Your goal
For the string "true", search the entries below and copy every line where it appears.

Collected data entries

BEGIN

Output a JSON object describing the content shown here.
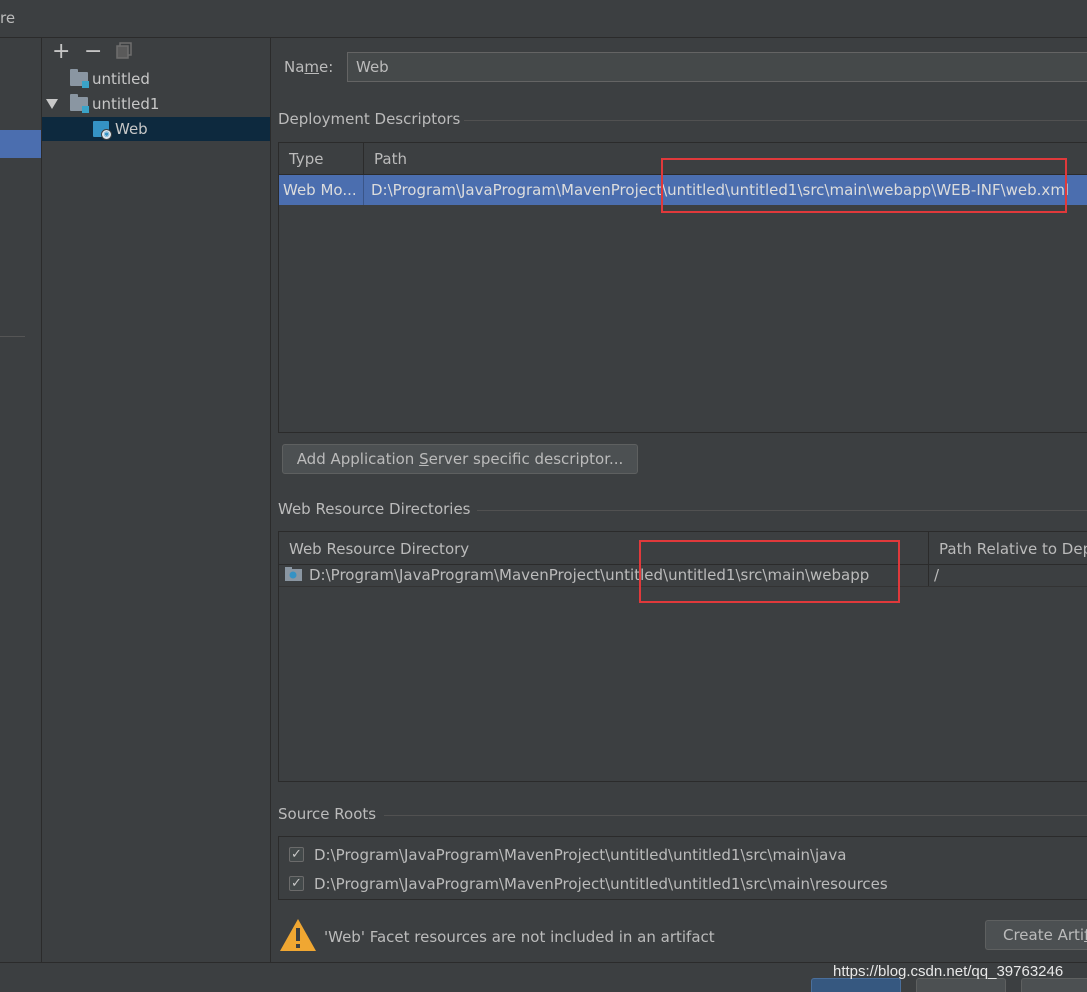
{
  "window": {
    "title_fragment": "re"
  },
  "toolbar": {
    "add": "+",
    "remove": "−"
  },
  "tree": {
    "items": [
      {
        "label": "untitled"
      },
      {
        "label": "untitled1",
        "expanded": true
      },
      {
        "label": "Web",
        "selected": true
      }
    ]
  },
  "name_field": {
    "label_pre": "Na",
    "label_u": "m",
    "label_post": "e:",
    "value": "Web"
  },
  "deployment": {
    "title": "Deployment Descriptors",
    "columns": [
      "Type",
      "Path"
    ],
    "rows": [
      {
        "type": "Web Mo...",
        "path": "D:\\Program\\JavaProgram\\MavenProject\\untitled\\untitled1\\src\\main\\webapp\\WEB-INF\\web.xml"
      }
    ],
    "add_button": {
      "pre": "Add Application ",
      "u": "S",
      "post": "erver specific descriptor..."
    }
  },
  "web_resources": {
    "title": "Web Resource Directories",
    "columns": [
      "Web Resource Directory",
      "Path Relative to Dep"
    ],
    "rows": [
      {
        "directory": "D:\\Program\\JavaProgram\\MavenProject\\untitled\\untitled1\\src\\main\\webapp",
        "relative": "/"
      }
    ]
  },
  "source_roots": {
    "title": "Source Roots",
    "items": [
      {
        "path": "D:\\Program\\JavaProgram\\MavenProject\\untitled\\untitled1\\src\\main\\java",
        "checked": true
      },
      {
        "path": "D:\\Program\\JavaProgram\\MavenProject\\untitled\\untitled1\\src\\main\\resources",
        "checked": true
      }
    ]
  },
  "warning": {
    "text": "'Web' Facet resources are not included in an artifact",
    "button_pre": "Create Arti",
    "button_u": "f"
  },
  "footer": {
    "watermark": "https://blog.csdn.net/qq_39763246"
  },
  "colors": {
    "accent": "#4b6eaf",
    "highlight": "#e0393b",
    "warning": "#f0a732"
  }
}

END

Answer to the exercise
        "expanded": true
        "selected": true
        "checked": true
        "checked": true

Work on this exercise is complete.